But perhaps it is not so bad. Similar to the Hollywood trope of the treasure hunter who searches for a lost secret or relic, only to realize that the secret was already within him (or perhaps the relic exists but should be protected from human knowledge and tampering), the secret we seek might not even be a conspiracy. Perhaps the point of this exercise has simply been to show us the need to be comfortable with uncertainty—even within the history of our own tradition. Though we might cherish our sacred texts and revere their heroes, we need to have the courage to explore the texts’ mixture of revealed truth and human hands, which are always prone to error and deceit.
I remember a fellow Buddhist Studies student who once told me she didn’t want to deal with history because struggling with historical questions would undermine her faith in the truth of the tradition. To me, this reasoning is not valid at all. The contingencies and treacheries of human history are tests of faith that we should embrace. They challenge us to accept the Buddhist truths even as we are forced to accept that the texts preserving them were written by all-too-human hands. But how can we take on as daunting a task as knowing the intentions of a holy text’s author or editor? As Matthew Gumpert wrote: “. . . we are born to be readers. We have been cut off from the truth; hermeneutics is our only way back. . . . At the heart of the hermeneutic method is this recurrent elegiac fantasy: not to read the text but to speak with its author” (Gumpert 2012, 109). Hermeneutics, far more than solving any conspiracy theory, is our real challenge.
Gumpert, Matthew. 2012. The End of Meaning: Studies in Catastrophe.

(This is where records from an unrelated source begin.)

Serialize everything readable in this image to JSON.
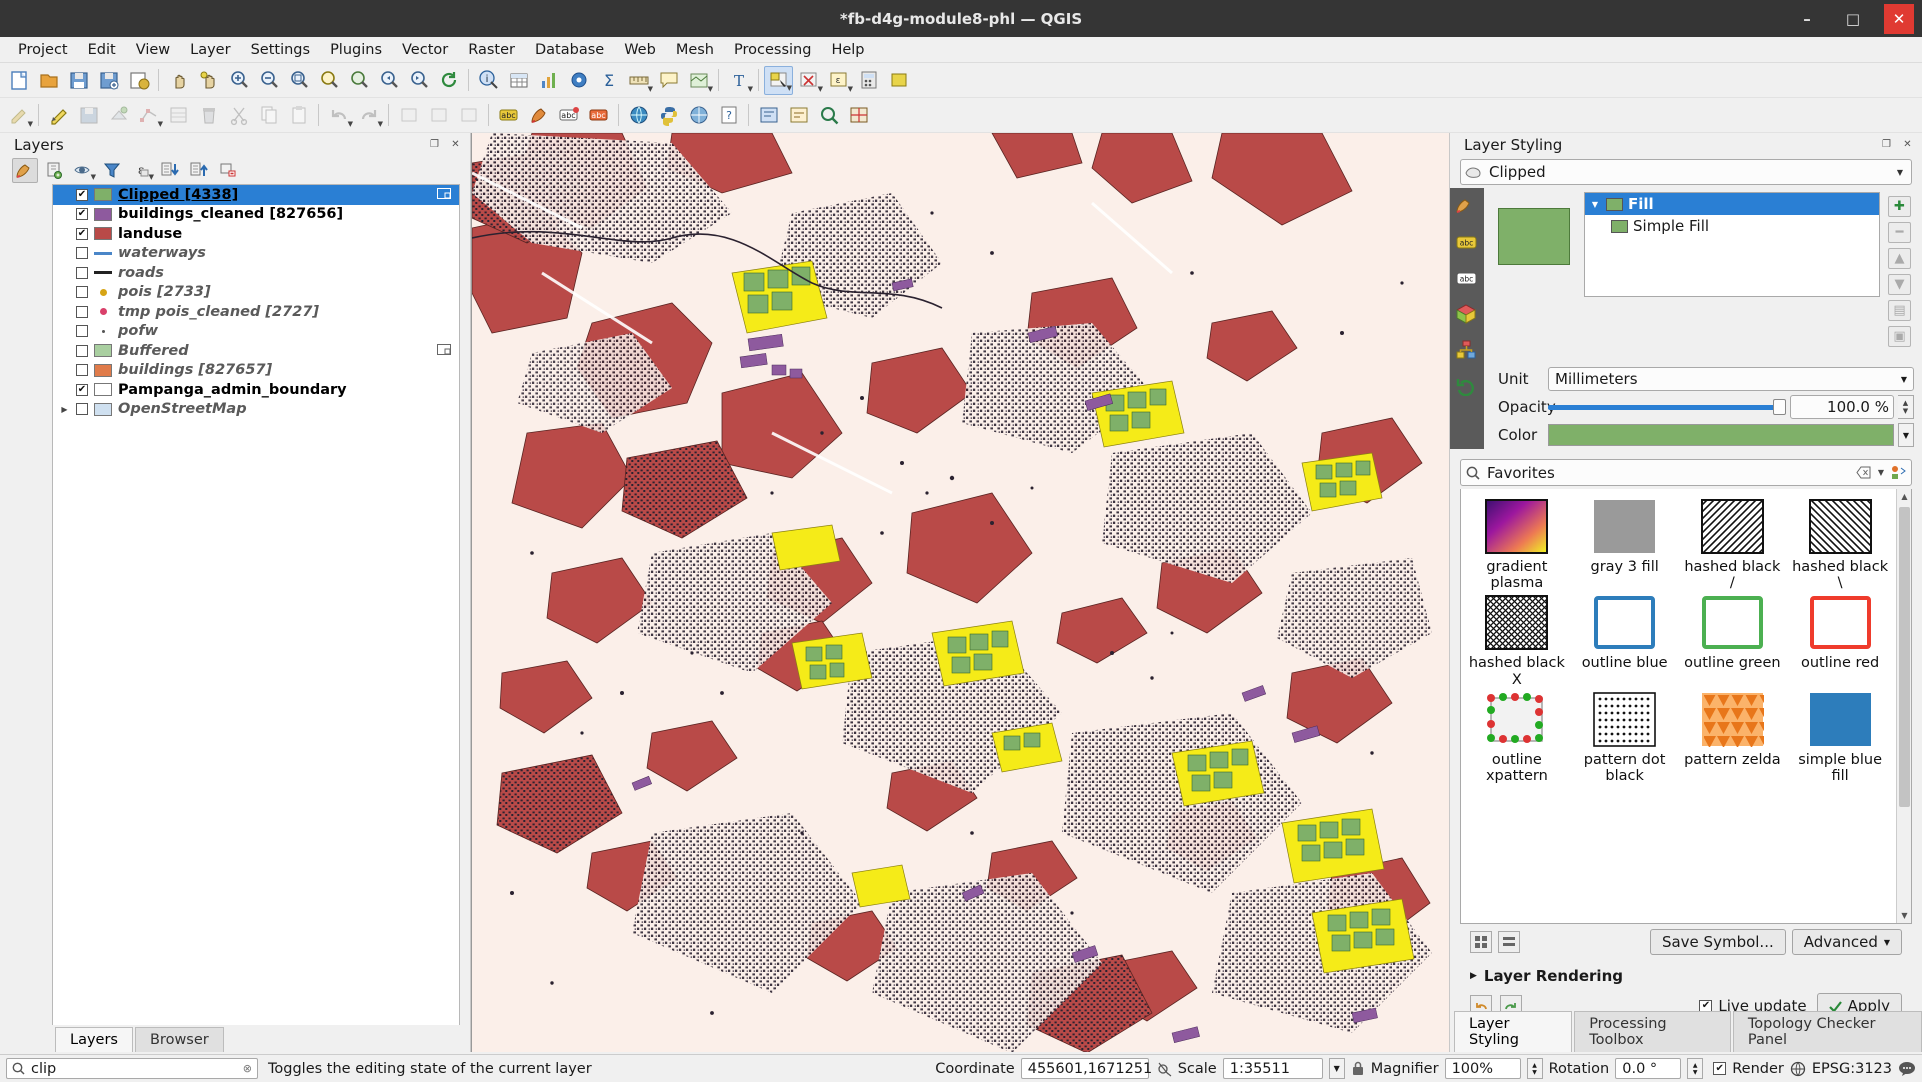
{
  "window": {
    "title": "*fb-d4g-module8-phl — QGIS",
    "minimize": "–",
    "maximize": "□",
    "close": "✕"
  },
  "menubar": {
    "items": [
      "Project",
      "Edit",
      "View",
      "Layer",
      "Settings",
      "Plugins",
      "Vector",
      "Raster",
      "Database",
      "Web",
      "Mesh",
      "Processing",
      "Help"
    ]
  },
  "toolbar_icons": {
    "row1": [
      "new-project-icon",
      "open-project-icon",
      "save-project-icon",
      "save-project-as-icon",
      "project-properties-icon",
      "pan-map-icon",
      "pan-to-selection-icon",
      "zoom-in-icon",
      "zoom-out-icon",
      "zoom-full-icon",
      "zoom-to-selection-icon",
      "zoom-to-layer-icon",
      "zoom-last-icon",
      "zoom-next-icon",
      "refresh-icon",
      "identify-features-icon",
      "open-attribute-table-icon",
      "statistical-summary-icon",
      "processing-toolbox-icon",
      "sum-field-icon",
      "measure-line-icon",
      "show-map-tips-icon",
      "new-map-view-icon",
      "new-text-annotation-icon",
      "select-features-icon",
      "deselect-features-icon",
      "select-by-expression-icon",
      "open-field-calculator-icon",
      "new-bookmark-icon"
    ],
    "row2": [
      "current-edits-icon",
      "toggle-editing-icon",
      "save-layer-edits-icon",
      "add-feature-icon",
      "vertex-tool-icon",
      "modify-attributes-icon",
      "delete-selected-icon",
      "cut-features-icon",
      "copy-features-icon",
      "paste-features-icon",
      "undo-icon",
      "redo-icon",
      "label-toolbar-icon",
      "style-manager-icon",
      "pin-labels-icon",
      "show-hide-labels-icon",
      "globe-plugin-icon",
      "python-console-icon",
      "web-browser-icon",
      "help-icon",
      "metasearch-icon",
      "qgis2web-icon",
      "plugin-search-icon",
      "georeferencer-icon"
    ]
  },
  "layers_panel": {
    "title": "Layers",
    "toolbar": [
      "open-layer-styling-panel-icon",
      "add-group-icon",
      "manage-layer-visibility-icon",
      "filter-legend-icon",
      "filter-legend-by-expression-icon",
      "expand-all-icon",
      "collapse-all-icon",
      "remove-layer-icon"
    ],
    "items": [
      {
        "name": "Clipped [4338]",
        "checked": true,
        "selected": true,
        "symbol": "polygon",
        "color": "#7fb069",
        "bold": true
      },
      {
        "name": "buildings_cleaned [827656]",
        "checked": true,
        "selected": false,
        "symbol": "polygon",
        "color": "#8e5a9e",
        "bold": true
      },
      {
        "name": "landuse",
        "checked": true,
        "selected": false,
        "symbol": "polygon",
        "color": "#b94a48",
        "bold": true
      },
      {
        "name": "waterways",
        "checked": false,
        "selected": false,
        "symbol": "line",
        "color": "#4a86c8",
        "bold": false
      },
      {
        "name": "roads",
        "checked": false,
        "selected": false,
        "symbol": "line",
        "color": "#222222",
        "bold": false
      },
      {
        "name": "pois [2733]",
        "checked": false,
        "selected": false,
        "symbol": "point",
        "color": "#d6a416",
        "bold": false
      },
      {
        "name": "tmp pois_cleaned [2727]",
        "checked": false,
        "selected": false,
        "symbol": "point",
        "color": "#d9406a",
        "bold": false
      },
      {
        "name": "pofw",
        "checked": false,
        "selected": false,
        "symbol": "dot",
        "color": "#555555",
        "bold": false
      },
      {
        "name": "Buffered",
        "checked": false,
        "selected": false,
        "symbol": "polygon",
        "color": "#a9cfa0",
        "bold": false
      },
      {
        "name": "buildings [827657]",
        "checked": false,
        "selected": false,
        "symbol": "polygon",
        "color": "#e07b4a",
        "bold": false
      },
      {
        "name": "Pampanga_admin_boundary",
        "checked": true,
        "selected": false,
        "symbol": "polygon",
        "color": "#ffffff",
        "bold": true
      },
      {
        "name": "OpenStreetMap",
        "checked": false,
        "selected": false,
        "symbol": "polygon",
        "color": "#cfe0f0",
        "bold": false,
        "expandable": true
      }
    ],
    "tabs": [
      {
        "label": "Layers",
        "active": true
      },
      {
        "label": "Browser",
        "active": false
      }
    ]
  },
  "layer_styling": {
    "title": "Layer Styling",
    "layer_selector": "Clipped",
    "renderer": "Single Symbol",
    "vtabs": [
      "labels-icon",
      "masks-icon",
      "3d-view-icon",
      "diagrams-icon",
      "symbology-icon",
      "history-icon"
    ],
    "symbol_tree": [
      {
        "label": "Fill",
        "selected": true,
        "color": "#7fb069",
        "level": 0
      },
      {
        "label": "Simple Fill",
        "selected": false,
        "color": "#7fb069",
        "level": 1
      }
    ],
    "tree_buttons": [
      "add-symbol-layer-icon",
      "remove-symbol-layer-icon",
      "duplicate-symbol-layer-icon",
      "move-symbol-layer-up-icon",
      "move-symbol-layer-down-icon",
      "lock-symbol-layer-icon"
    ],
    "properties": {
      "unit_label": "Unit",
      "unit_value": "Millimeters",
      "opacity_label": "Opacity",
      "opacity_value": "100.0 %",
      "color_label": "Color",
      "color_value": "#7fb069"
    },
    "browser": {
      "search_value": "Favorites",
      "symbols": [
        {
          "label": "gradient plasma",
          "kind": "gradient"
        },
        {
          "label": "gray 3 fill",
          "kind": "gray"
        },
        {
          "label": "hashed black /",
          "kind": "hatch-fwd"
        },
        {
          "label": "hashed black \\",
          "kind": "hatch-back"
        },
        {
          "label": "hashed black X",
          "kind": "hatch-x"
        },
        {
          "label": "outline blue",
          "kind": "outline",
          "color": "#2d7dbb"
        },
        {
          "label": "outline green",
          "kind": "outline",
          "color": "#4cb051"
        },
        {
          "label": "outline red",
          "kind": "outline",
          "color": "#ef3b2c"
        },
        {
          "label": "outline xpattern",
          "kind": "xpattern"
        },
        {
          "label": "pattern dot black",
          "kind": "dots"
        },
        {
          "label": "pattern zelda",
          "kind": "zelda"
        },
        {
          "label": "simple blue fill",
          "kind": "solid",
          "color": "#2d7dbb"
        }
      ],
      "save_symbol_label": "Save Symbol...",
      "advanced_label": "Advanced",
      "view_icons": [
        "grid-view-icon",
        "list-view-icon"
      ]
    },
    "layer_rendering_label": "Layer Rendering",
    "live_update_label": "Live update",
    "live_update_checked": true,
    "apply_label": "Apply",
    "undo_icon": "undo-icon",
    "redo_icon": "redo-icon",
    "tabs": [
      {
        "label": "Layer Styling",
        "active": true
      },
      {
        "label": "Processing Toolbox",
        "active": false
      },
      {
        "label": "Topology Checker Panel",
        "active": false
      }
    ]
  },
  "statusbar": {
    "locator_value": "clip",
    "locator_clear_icon": "clear-icon",
    "message": "Toggles the editing state of the current layer",
    "coordinate_label": "Coordinate",
    "coordinate_value": "455601,1671251",
    "toggle_extents_icon": "toggle-extents-icon",
    "scale_label": "Scale",
    "scale_value": "1:35511",
    "lock_icon": "lock-icon",
    "magnifier_label": "Magnifier",
    "magnifier_value": "100%",
    "rotation_label": "Rotation",
    "rotation_value": "0.0 °",
    "render_label": "Render",
    "render_checked": true,
    "crs_value": "EPSG:3123",
    "messages_icon": "messages-icon"
  }
}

Newcastle upon Tyne: Cambridge Scholars Publishing.
Buddhist Philosophy 08, Dissent from the Top (Eisel Mazard)
The Death of the Buddha, Facts and Mythology (YouTube)
Kassapa and Ananda—after the Parnibbana (Sujato’s Blog)
Cunda (Sutta Central)
The Murder of Moggallāna (Sutta Central)
Ukkacela (Sutta Central)